It just dawned on me how much more relaxed I feel in my own skin now as compared to before treatment. Before I lived in a constant state of anxiety resulting from insecurity with my weight/body and acting like things with me were OK. It was exhausting but, interestingly enough, I didn’t realize why I was so exhausted, I just knew that I was tired…so tired.
Now, I have moods and feel exhausted but I’m SO incredibly thankful that my exhaustion is derived from other factors. It’s realizations like this that make the difficulty of treatment worth it because I know this process has brought me peace. 🙂
There is a relatively new field in healthcare design called “Evidence Based Design” which was created to study the effects of a person’s environment on their healing. The evidence shows that certain design aspects (i.e. color, placement of furniture, artwork) can positively or negatively effect how someone recovers. I experienced this first hand at my treatment center.
The environment at the center was not ideal, the space was too small, the furniture mismatched, the blinds broken and the physical therapy gym above had us all covering our heads because of the thumping. I joked that I was going to bring a hammer with me just so I could rearrange the artwork into a more appealing array. Although the treatment helped me, it was hard for me to look past the physical space and feel relaxed enough to fully process everything I was learning. I can see now just how important the physical environment is to healing and how conducive it is to transformation.

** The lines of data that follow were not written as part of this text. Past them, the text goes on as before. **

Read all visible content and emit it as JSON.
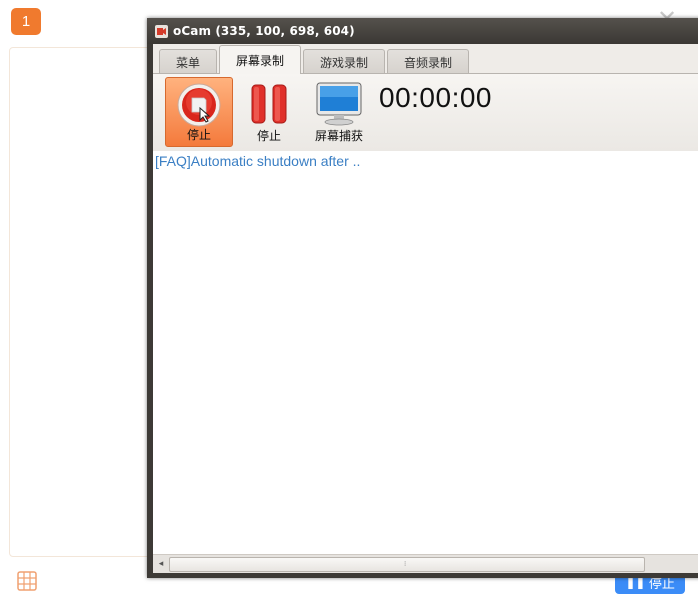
{
  "background_app": {
    "badge_number": "1",
    "stop_button_label": "停止",
    "colors": {
      "accent_orange": "#f07a2e",
      "accent_blue": "#3b8cf7"
    }
  },
  "ocam": {
    "title": "oCam (335, 100, 698, 604)",
    "tabs": [
      {
        "label": "菜单",
        "active": false
      },
      {
        "label": "屏幕录制",
        "active": true
      },
      {
        "label": "游戏录制",
        "active": false
      },
      {
        "label": "音频录制",
        "active": false
      }
    ],
    "toolbar": {
      "record_stop_label": "停止",
      "pause_label": "停止",
      "capture_label": "屏幕捕获",
      "timer": "00:00:00"
    },
    "faq_link": "[FAQ]Automatic shutdown after .."
  }
}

I mentioned before that I was in treatment with an amazing bunch of girls and women. Although all of us suffered from an eating disorder, the symptoms manifested themselves differently. Some would not eat (anorexia), some would binge and purge (bulimia) and some would binge (binge-eating disorder). Most suffered from anorexia and bulimia so I was very much in the minority. This was extremely difficult, especially when I “stepped down” from full day treatment to evenings.
The anorexics/bulimics triggered me to feeling badly and I triggered them. You see, I represented and looked exactly like what they feared most – being heavy. I couldn’t understand how they thought they were fat. My day treatment group dynamics were such that I didn’t feel the triggers profoundly, however, I did feel them in the evening group.
Because of this (and having spoken to others in binge-eating disorder treatment) I believe it most efficacious for anorexics/bulimics and binge-eaters be treated separately. There is enough emotional sabotage to sort through without the treatment group adding to it. This is one of the reasons I decided to start LifeStrides…so binge-eaters had a community of their own in which to heal.
After some deep soul-searching, I decided I needed to leave my job. So, I planned and plotted and gave a resignation notice after a big project was completed at work which just happened to coincide with the end of my apartment lease. Talk about great timing, this was a sign that I was making the right decision! At this point, I was 6 months post-treatment although still seeing a therapist and going to group therapy each week.
I packed up my apartment and Tai Baby (he was so ready – see below!) and I moved in with my mom and step-dad with the dream of opening a center to treat people with Binge-Eating Disorder and Obesity. And so….LifeStrides was born!
During treatment, we focused a lot on identifying “triggers.” A “trigger” is an event, emotion or situation that prompts or causes a binge. In completing those exercises, I realized that one of my biggest triggers was work. I loved the work that I was doing running outpatient cancer clinics but the resulting stress was slowly killing my spirit.
But, how could I quit my job? This had been my career for 20 years! How would I live? What would I do? These were the pivotal questions for which I needed to do some soul-searching.
During treatment I saw a therapist every week. To this day, I can’t remember a thing we talked about, I just know I cried a lot and she quickly drilled down to my sensitive core issues. I’m sure the sessions had a positive affect so I really wish I could remember them!
Two meals were served at the treatment center, breakfast and lunch which was the biggest adjustment for me. I was given limited choices, a finite amount of food to eat and a time frame in which to eat it. Eating with a group of girls who were anorexic and bulimic and who didn’t want to eat was really uncomfortable. Here I was hoping for more food and trying to stretch the portion so I didn’t finish it within the first 5 minutes of the 30 minute meal when the others were trying to avoid it at all costs! What a foreign concept. To make matters worse, we had to avoid food rituals that I didn’t even know were food rituals until the counselor scolded me when I engaged in the behavior. Can you say awkward?!?!